◆ **Web page and app entries**
──────────────────────────────

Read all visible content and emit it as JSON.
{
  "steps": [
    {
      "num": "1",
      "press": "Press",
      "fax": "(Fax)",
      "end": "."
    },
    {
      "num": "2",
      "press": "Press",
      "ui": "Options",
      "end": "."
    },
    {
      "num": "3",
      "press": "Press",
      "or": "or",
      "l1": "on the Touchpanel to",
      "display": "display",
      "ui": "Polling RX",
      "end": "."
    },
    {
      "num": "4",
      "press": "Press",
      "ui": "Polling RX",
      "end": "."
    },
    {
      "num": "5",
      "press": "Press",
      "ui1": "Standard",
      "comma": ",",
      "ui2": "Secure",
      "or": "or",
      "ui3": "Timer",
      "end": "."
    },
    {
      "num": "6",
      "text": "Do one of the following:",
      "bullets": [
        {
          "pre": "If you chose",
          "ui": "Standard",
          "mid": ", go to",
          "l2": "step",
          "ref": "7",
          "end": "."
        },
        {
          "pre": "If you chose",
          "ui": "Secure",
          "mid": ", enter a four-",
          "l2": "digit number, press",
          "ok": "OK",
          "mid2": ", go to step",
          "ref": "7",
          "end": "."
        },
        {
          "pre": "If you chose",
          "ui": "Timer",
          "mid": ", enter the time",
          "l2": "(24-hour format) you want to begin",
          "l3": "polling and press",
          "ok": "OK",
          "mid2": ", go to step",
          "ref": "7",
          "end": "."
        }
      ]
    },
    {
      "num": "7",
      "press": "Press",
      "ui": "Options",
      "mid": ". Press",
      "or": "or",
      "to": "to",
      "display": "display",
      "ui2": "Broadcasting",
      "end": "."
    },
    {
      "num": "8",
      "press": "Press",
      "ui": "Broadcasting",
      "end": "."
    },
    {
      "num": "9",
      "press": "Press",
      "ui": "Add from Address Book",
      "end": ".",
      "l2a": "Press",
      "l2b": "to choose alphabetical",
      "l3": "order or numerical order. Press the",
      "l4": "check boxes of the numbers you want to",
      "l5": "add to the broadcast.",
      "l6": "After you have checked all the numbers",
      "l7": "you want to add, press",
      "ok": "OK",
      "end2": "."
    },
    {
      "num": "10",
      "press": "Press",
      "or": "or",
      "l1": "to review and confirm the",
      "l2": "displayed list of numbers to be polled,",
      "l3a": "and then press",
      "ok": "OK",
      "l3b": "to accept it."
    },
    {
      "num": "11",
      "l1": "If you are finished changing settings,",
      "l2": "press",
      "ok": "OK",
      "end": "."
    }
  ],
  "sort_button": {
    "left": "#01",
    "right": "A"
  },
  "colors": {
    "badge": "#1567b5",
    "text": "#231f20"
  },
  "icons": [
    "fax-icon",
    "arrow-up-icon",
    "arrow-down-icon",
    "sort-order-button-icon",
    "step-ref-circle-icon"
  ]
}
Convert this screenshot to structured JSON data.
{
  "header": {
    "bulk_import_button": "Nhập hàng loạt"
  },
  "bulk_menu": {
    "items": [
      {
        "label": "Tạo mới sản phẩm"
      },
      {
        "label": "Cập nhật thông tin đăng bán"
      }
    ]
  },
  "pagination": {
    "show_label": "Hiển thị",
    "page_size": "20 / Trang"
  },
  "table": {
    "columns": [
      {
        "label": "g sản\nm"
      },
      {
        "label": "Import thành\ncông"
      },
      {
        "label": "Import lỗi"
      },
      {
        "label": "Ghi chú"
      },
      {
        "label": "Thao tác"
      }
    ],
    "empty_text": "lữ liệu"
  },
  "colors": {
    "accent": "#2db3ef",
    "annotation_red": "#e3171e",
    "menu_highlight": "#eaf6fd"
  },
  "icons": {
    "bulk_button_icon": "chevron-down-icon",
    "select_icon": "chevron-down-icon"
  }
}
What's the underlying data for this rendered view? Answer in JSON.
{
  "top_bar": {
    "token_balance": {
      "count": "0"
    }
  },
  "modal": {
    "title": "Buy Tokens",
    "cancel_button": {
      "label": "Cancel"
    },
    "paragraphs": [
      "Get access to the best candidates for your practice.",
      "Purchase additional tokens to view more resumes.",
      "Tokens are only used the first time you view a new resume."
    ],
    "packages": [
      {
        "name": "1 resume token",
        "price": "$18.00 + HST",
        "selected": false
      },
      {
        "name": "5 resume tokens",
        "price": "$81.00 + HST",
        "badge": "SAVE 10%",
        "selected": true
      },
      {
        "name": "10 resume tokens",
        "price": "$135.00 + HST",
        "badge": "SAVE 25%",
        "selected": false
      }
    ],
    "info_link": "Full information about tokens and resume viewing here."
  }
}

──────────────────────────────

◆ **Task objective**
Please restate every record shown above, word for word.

◆ **Reply to the exercise**
Read all visible content and emit it as JSON.
{
  "steps": [
    {
      "num": "1",
      "press": "Press",
      "fax": "(Fax)",
      "end": "."
    },
    {
      "num": "2",
      "press": "Press",
      "ui": "Options",
      "end": "."
    },
    {
      "num": "3",
      "press": "Press",
      "or": "or",
      "l1": "on the Touchpanel to",
      "display": "display",
      "ui": "Polling RX",
      "end": "."
    },
    {
      "num": "4",
      "press": "Press",
      "ui": "Polling RX",
      "end": "."
    },
    {
      "num": "5",
      "press": "Press",
      "ui1": "Standard",
      "comma": ",",
      "ui2": "Secure",
      "or": "or",
      "ui3": "Timer",
      "end": "."
    },
    {
      "num": "6",
      "text": "Do one of the following:",
      "bullets": [
        {
          "pre": "If you chose",
          "ui": "Standard",
          "mid": ", go to",
          "l2": "step",
          "ref": "7",
          "end": "."
        },
        {
          "pre": "If you chose",
          "ui": "Secure",
          "mid": ", enter a four-",
          "l2": "digit number, press",
          "ok": "OK",
          "mid2": ", go to step",
          "ref": "7",
          "end": "."
        },
        {
          "pre": "If you chose",
          "ui": "Timer",
          "mid": ", enter the time",
          "l2": "(24-hour format) you want to begin",
          "l3": "polling and press",
          "ok": "OK",
          "mid2": ", go to step",
          "ref": "7",
          "end": "."
        }
      ]
    },
    {
      "num": "7",
      "press": "Press",
      "ui": "Options",
      "mid": ". Press",
      "or": "or",
      "to": "to",
      "display": "display",
      "ui2": "Broadcasting",
      "end": "."
    },
    {
      "num": "8",
      "press": "Press",
      "ui": "Broadcasting",
      "end": "."
    },
    {
      "num": "9",
      "press": "Press",
      "ui": "Add from Address Book",
      "end": ".",
      "l2a": "Press",
      "l2b": "to choose alphabetical",
      "l3": "order or numerical order. Press the",
      "l4": "check boxes of the numbers you want to",
      "l5": "add to the broadcast.",
      "l6": "After you have checked all the numbers",
      "l7": "you want to add, press",
      "ok": "OK",
      "end2": "."
    },
    {
      "num": "10",
      "press": "Press",
      "or": "or",
      "l1": "to review and confirm the",
      "l2": "displayed list of numbers to be polled,",
      "l3a": "and then press",
      "ok": "OK",
      "l3b": "to accept it."
    },
    {
      "num": "11",
      "l1": "If you are finished changing settings,",
      "l2": "press",
      "ok": "OK",
      "end": "."
    }
  ],
  "sort_button": {
    "left": "#01",
    "right": "A"
  },
  "colors": {
    "badge": "#1567b5",
    "text": "#231f20"
  },
  "icons": [
    "fax-icon",
    "arrow-up-icon",
    "arrow-down-icon",
    "sort-order-button-icon",
    "step-ref-circle-icon"
  ]
}
Convert this screenshot to structured JSON data.
{
  "header": {
    "bulk_import_button": "Nhập hàng loạt"
  },
  "bulk_menu": {
    "items": [
      {
        "label": "Tạo mới sản phẩm"
      },
      {
        "label": "Cập nhật thông tin đăng bán"
      }
    ]
  },
  "pagination": {
    "show_label": "Hiển thị",
    "page_size": "20 / Trang"
  },
  "table": {
    "columns": [
      {
        "label": "g sản\nm"
      },
      {
        "label": "Import thành\ncông"
      },
      {
        "label": "Import lỗi"
      },
      {
        "label": "Ghi chú"
      },
      {
        "label": "Thao tác"
      }
    ],
    "empty_text": "lữ liệu"
  },
  "colors": {
    "accent": "#2db3ef",
    "annotation_red": "#e3171e",
    "menu_highlight": "#eaf6fd"
  },
  "icons": {
    "bulk_button_icon": "chevron-down-icon",
    "select_icon": "chevron-down-icon"
  }
}
What's the underlying data for this rendered view? Answer in JSON.
{
  "top_bar": {
    "token_balance": {
      "count": "0"
    }
  },
  "modal": {
    "title": "Buy Tokens",
    "cancel_button": {
      "label": "Cancel"
    },
    "paragraphs": [
      "Get access to the best candidates for your practice.",
      "Purchase additional tokens to view more resumes.",
      "Tokens are only used the first time you view a new resume."
    ],
    "packages": [
      {
        "name": "1 resume token",
        "price": "$18.00 + HST",
        "selected": false
      },
      {
        "name": "5 resume tokens",
        "price": "$81.00 + HST",
        "badge": "SAVE 10%",
        "selected": true
      },
      {
        "name": "10 resume tokens",
        "price": "$135.00 + HST",
        "badge": "SAVE 25%",
        "selected": false
      }
    ],
    "info_link": "Full information about tokens and resume viewing here."
  }
}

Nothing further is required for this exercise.